Neurogastroenterology and Motility 09/2003; 15(4):355-61. · 2.94 Impact Factor
[show abstract][hide abstract] ABSTRACT: Neurotrophic factors maintain and modulate neuron function in adults. We tested the hypothesis that neurotrophic factors rapidly alter intracellular calcium concentrations, thereby affecting neuron excitability. The majority of rat nodose neurons express TrkA, TrkB and TrkC receptor after 1 day in culture. Addition of nerve growth factor, brain derived neurotrophic factor or glial derived neurotrophic factor increased cytosolic calcium in about one third of the neurons within less than 10 min.

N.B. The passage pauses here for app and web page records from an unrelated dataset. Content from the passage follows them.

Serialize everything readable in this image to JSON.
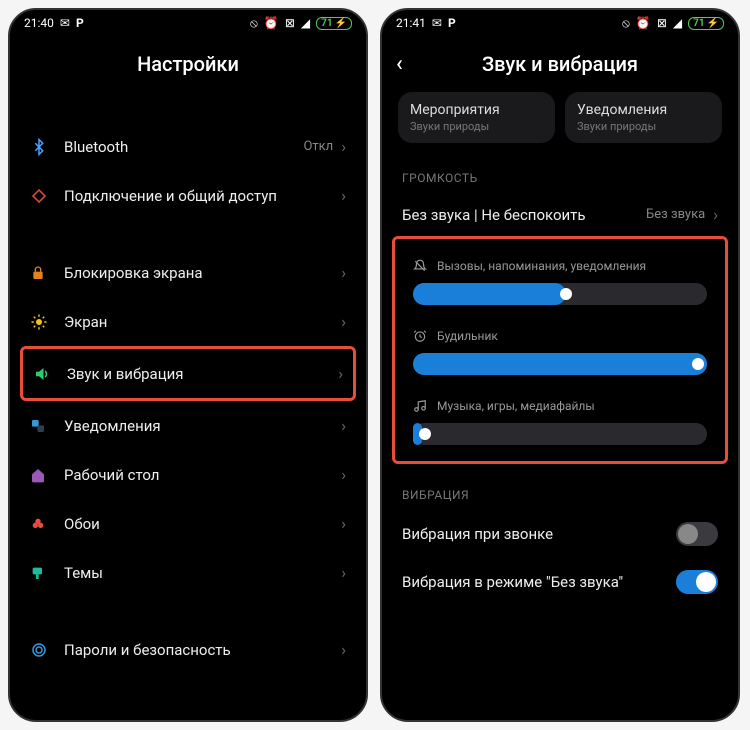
{
  "screen1": {
    "time": "21:40",
    "battery": "71",
    "header": "Настройки",
    "items": {
      "bluetooth": {
        "label": "Bluetooth",
        "value": "Откл"
      },
      "share": {
        "label": "Подключение и общий доступ"
      },
      "lock": {
        "label": "Блокировка экрана"
      },
      "display": {
        "label": "Экран"
      },
      "sound": {
        "label": "Звук и вибрация"
      },
      "notif": {
        "label": "Уведомления"
      },
      "home": {
        "label": "Рабочий стол"
      },
      "wallpaper": {
        "label": "Обои"
      },
      "themes": {
        "label": "Темы"
      },
      "passwords": {
        "label": "Пароли и безопасность"
      }
    }
  },
  "screen2": {
    "time": "21:41",
    "battery": "71",
    "header": "Звук и вибрация",
    "cards": {
      "events": {
        "title": "Мероприятия",
        "sub": "Звуки природы"
      },
      "notif": {
        "title": "Уведомления",
        "sub": "Звуки природы"
      }
    },
    "section_volume": "ГРОМКОСТЬ",
    "silent_row": {
      "label": "Без звука | Не беспокоить",
      "value": "Без звука"
    },
    "sliders": {
      "calls": {
        "label": "Вызовы, напоминания, уведомления",
        "percent": 52
      },
      "alarm": {
        "label": "Будильник",
        "percent": 100
      },
      "media": {
        "label": "Музыка, игры, медиафайлы",
        "percent": 3
      }
    },
    "section_vibration": "ВИБРАЦИЯ",
    "vibrate_ring": {
      "label": "Вибрация при звонке",
      "on": false
    },
    "vibrate_silent": {
      "label": "Вибрация в режиме \"Без звука\"",
      "on": true
    }
  }
}
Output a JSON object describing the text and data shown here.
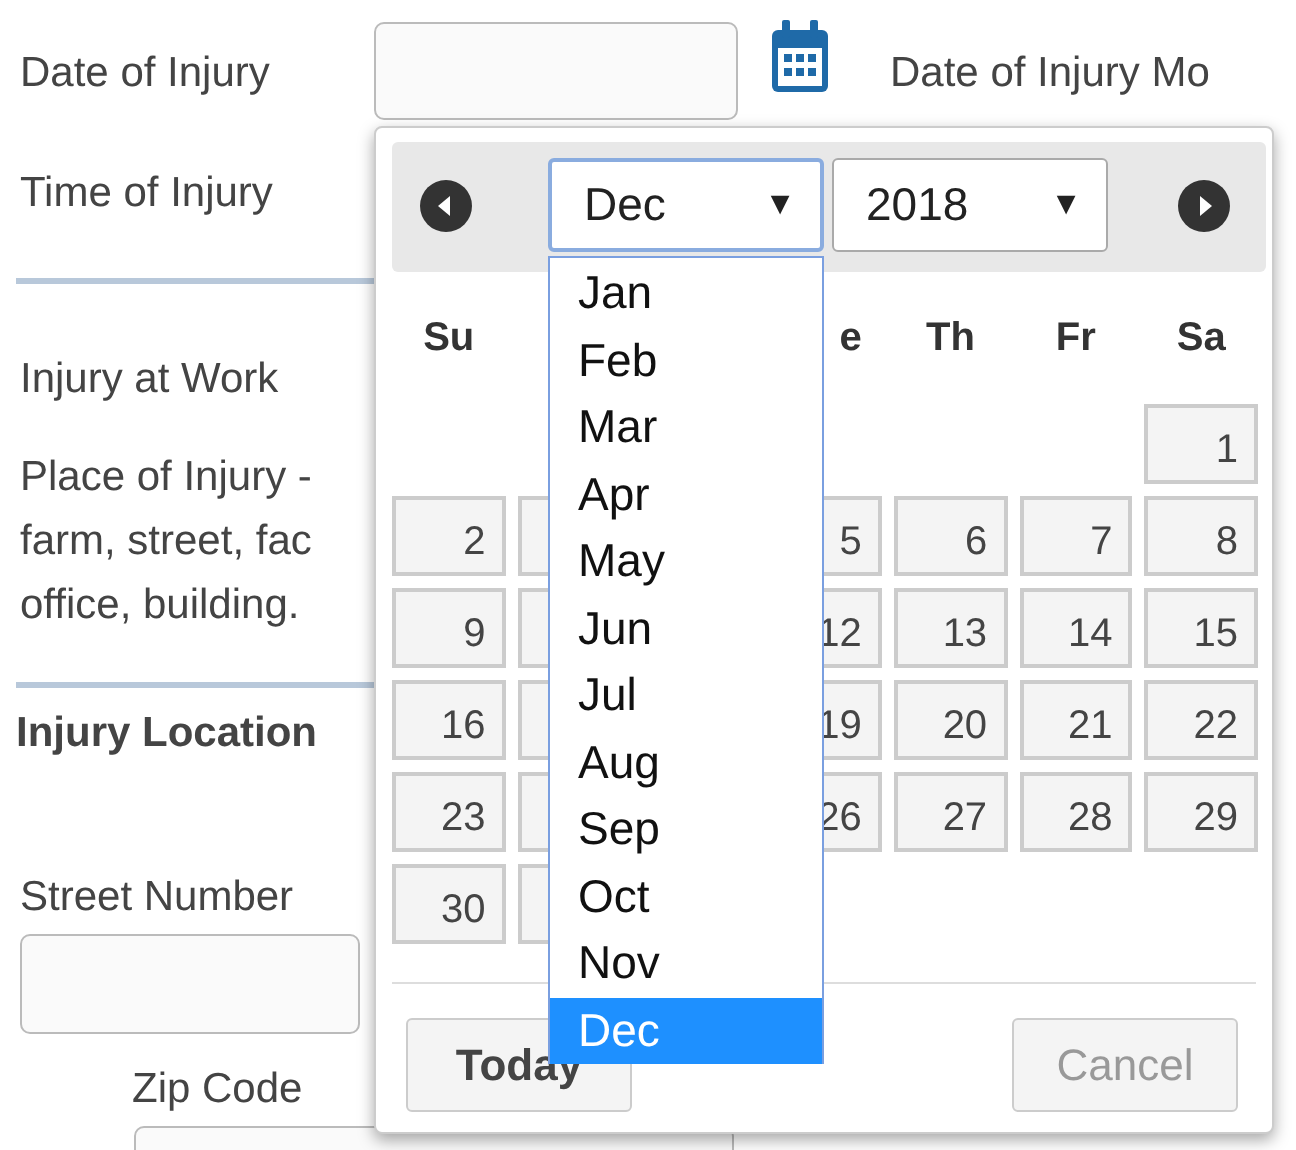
{
  "form": {
    "date_label": "Date of Injury",
    "date_mode_label": "Date of Injury Mo",
    "time_label": "Time of Injury",
    "work_label": "Injury at Work",
    "place_lines": [
      "Place of Injury -",
      "farm, street, fac",
      "office, building."
    ],
    "location_heading": "Injury Location",
    "street_label": "Street Number",
    "zip_label": "Zip Code"
  },
  "datepicker": {
    "month": "Dec",
    "month_caret": "▼",
    "year": "2018",
    "year_caret": "▼",
    "weekdays": [
      {
        "kind": "text",
        "text": "Su"
      },
      {
        "kind": "covered"
      },
      {
        "kind": "covered"
      },
      {
        "kind": "partial",
        "text": "e"
      },
      {
        "kind": "text",
        "text": "Th"
      },
      {
        "kind": "text",
        "text": "Fr"
      },
      {
        "kind": "text",
        "text": "Sa"
      }
    ],
    "weeks": [
      [
        {
          "kind": "none"
        },
        {
          "kind": "none"
        },
        {
          "kind": "none"
        },
        {
          "kind": "none"
        },
        {
          "kind": "none"
        },
        {
          "kind": "none"
        },
        {
          "kind": "day",
          "text": "1"
        }
      ],
      [
        {
          "kind": "day",
          "text": "2"
        },
        {
          "kind": "box"
        },
        {
          "kind": "covered"
        },
        {
          "kind": "day",
          "text": "5"
        },
        {
          "kind": "day",
          "text": "6"
        },
        {
          "kind": "day",
          "text": "7"
        },
        {
          "kind": "day",
          "text": "8"
        }
      ],
      [
        {
          "kind": "day",
          "text": "9"
        },
        {
          "kind": "box"
        },
        {
          "kind": "covered"
        },
        {
          "kind": "day",
          "text": "12"
        },
        {
          "kind": "day",
          "text": "13"
        },
        {
          "kind": "day",
          "text": "14"
        },
        {
          "kind": "day",
          "text": "15"
        }
      ],
      [
        {
          "kind": "day",
          "text": "16"
        },
        {
          "kind": "box"
        },
        {
          "kind": "covered"
        },
        {
          "kind": "day",
          "text": "19"
        },
        {
          "kind": "day",
          "text": "20"
        },
        {
          "kind": "day",
          "text": "21"
        },
        {
          "kind": "day",
          "text": "22"
        }
      ],
      [
        {
          "kind": "day",
          "text": "23"
        },
        {
          "kind": "box"
        },
        {
          "kind": "covered"
        },
        {
          "kind": "day",
          "text": "26"
        },
        {
          "kind": "day",
          "text": "27"
        },
        {
          "kind": "day",
          "text": "28"
        },
        {
          "kind": "day",
          "text": "29"
        }
      ],
      [
        {
          "kind": "day",
          "text": "30"
        },
        {
          "kind": "box"
        },
        {
          "kind": "none"
        },
        {
          "kind": "none"
        },
        {
          "kind": "none"
        },
        {
          "kind": "none"
        },
        {
          "kind": "none"
        }
      ]
    ],
    "today_button": "Today",
    "cancel_button": "Cancel",
    "cancel_disabled": true,
    "month_options": [
      {
        "label": "Jan",
        "selected": false
      },
      {
        "label": "Feb",
        "selected": false
      },
      {
        "label": "Mar",
        "selected": false
      },
      {
        "label": "Apr",
        "selected": false
      },
      {
        "label": "May",
        "selected": false
      },
      {
        "label": "Jun",
        "selected": false
      },
      {
        "label": "Jul",
        "selected": false
      },
      {
        "label": "Aug",
        "selected": false
      },
      {
        "label": "Sep",
        "selected": false
      },
      {
        "label": "Oct",
        "selected": false
      },
      {
        "label": "Nov",
        "selected": false
      },
      {
        "label": "Dec",
        "selected": true
      }
    ]
  }
}
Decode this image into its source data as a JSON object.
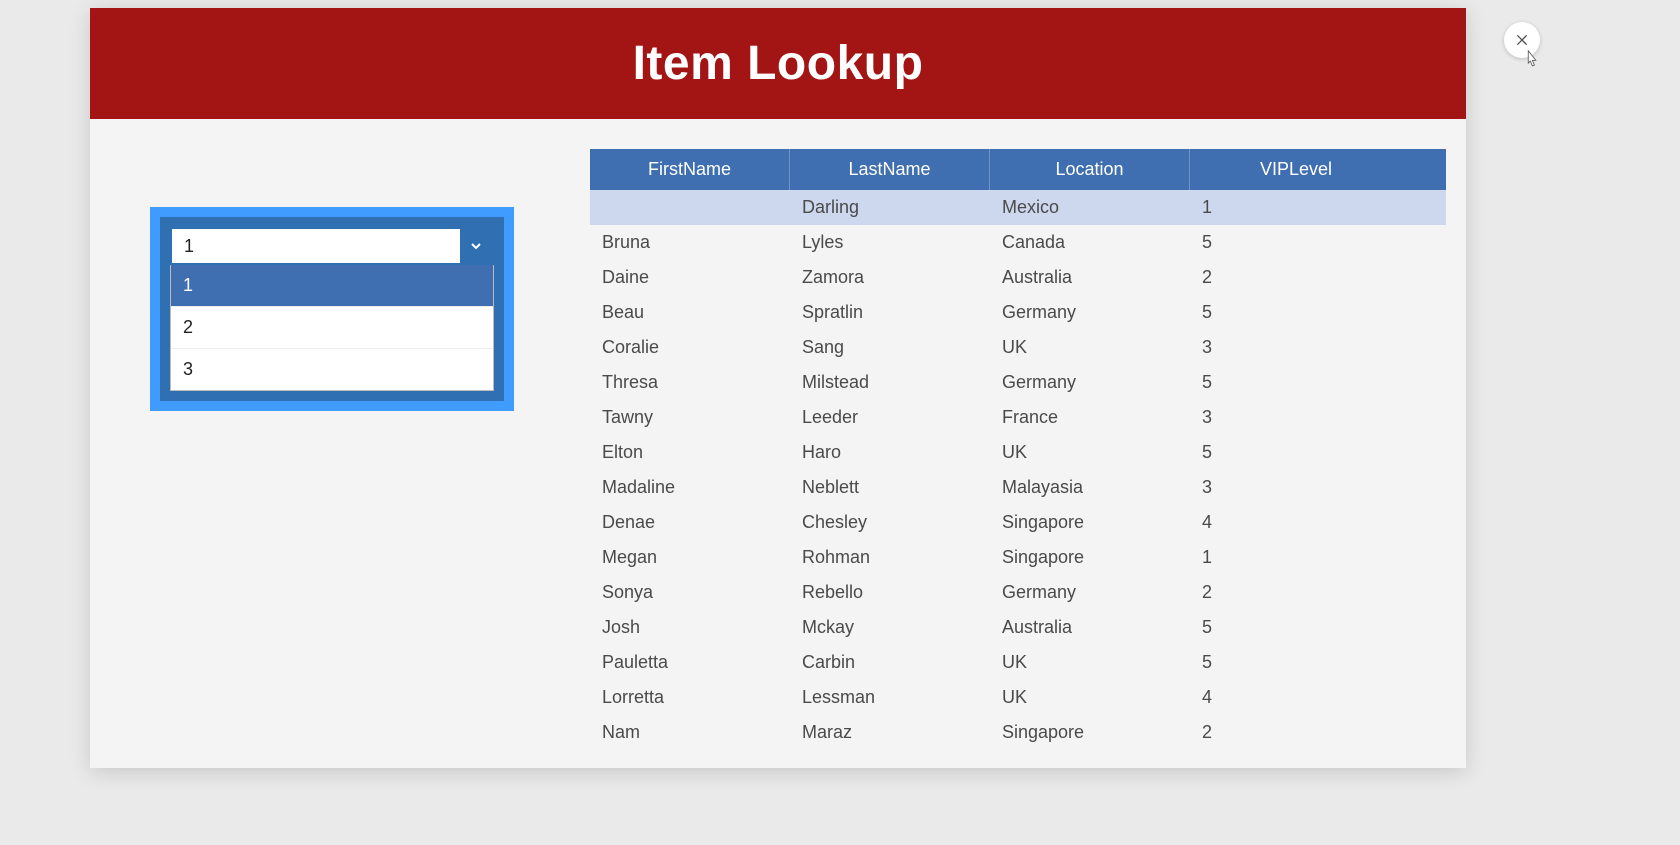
{
  "header": {
    "title": "Item Lookup"
  },
  "dropdown": {
    "value": "1",
    "options": [
      "1",
      "2",
      "3"
    ],
    "selectedIndex": 0
  },
  "table": {
    "headers": [
      "FirstName",
      "LastName",
      "Location",
      "VIPLevel"
    ],
    "rows": [
      {
        "first": "",
        "last": "Darling",
        "loc": "Mexico",
        "vip": "1",
        "hl": true
      },
      {
        "first": "Bruna",
        "last": "Lyles",
        "loc": "Canada",
        "vip": "5"
      },
      {
        "first": "Daine",
        "last": "Zamora",
        "loc": "Australia",
        "vip": "2"
      },
      {
        "first": "Beau",
        "last": "Spratlin",
        "loc": "Germany",
        "vip": "5"
      },
      {
        "first": "Coralie",
        "last": "Sang",
        "loc": "UK",
        "vip": "3"
      },
      {
        "first": "Thresa",
        "last": "Milstead",
        "loc": "Germany",
        "vip": "5"
      },
      {
        "first": "Tawny",
        "last": "Leeder",
        "loc": "France",
        "vip": "3"
      },
      {
        "first": "Elton",
        "last": "Haro",
        "loc": "UK",
        "vip": "5"
      },
      {
        "first": "Madaline",
        "last": "Neblett",
        "loc": "Malayasia",
        "vip": "3"
      },
      {
        "first": "Denae",
        "last": "Chesley",
        "loc": "Singapore",
        "vip": "4"
      },
      {
        "first": "Megan",
        "last": "Rohman",
        "loc": "Singapore",
        "vip": "1"
      },
      {
        "first": "Sonya",
        "last": "Rebello",
        "loc": "Germany",
        "vip": "2"
      },
      {
        "first": "Josh",
        "last": "Mckay",
        "loc": "Australia",
        "vip": "5"
      },
      {
        "first": "Pauletta",
        "last": "Carbin",
        "loc": "UK",
        "vip": "5"
      },
      {
        "first": "Lorretta",
        "last": "Lessman",
        "loc": "UK",
        "vip": "4"
      },
      {
        "first": "Nam",
        "last": "Maraz",
        "loc": "Singapore",
        "vip": "2"
      }
    ]
  }
}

This increase was due to calcium release from intracellular stores and could be blocked by the tyrosine kinase inhibitor K252a. The rapid effect of neurotrophic factors suggests a role of these molecules in the early response after inflammation as potential mediators for sensitization of afferent neurons.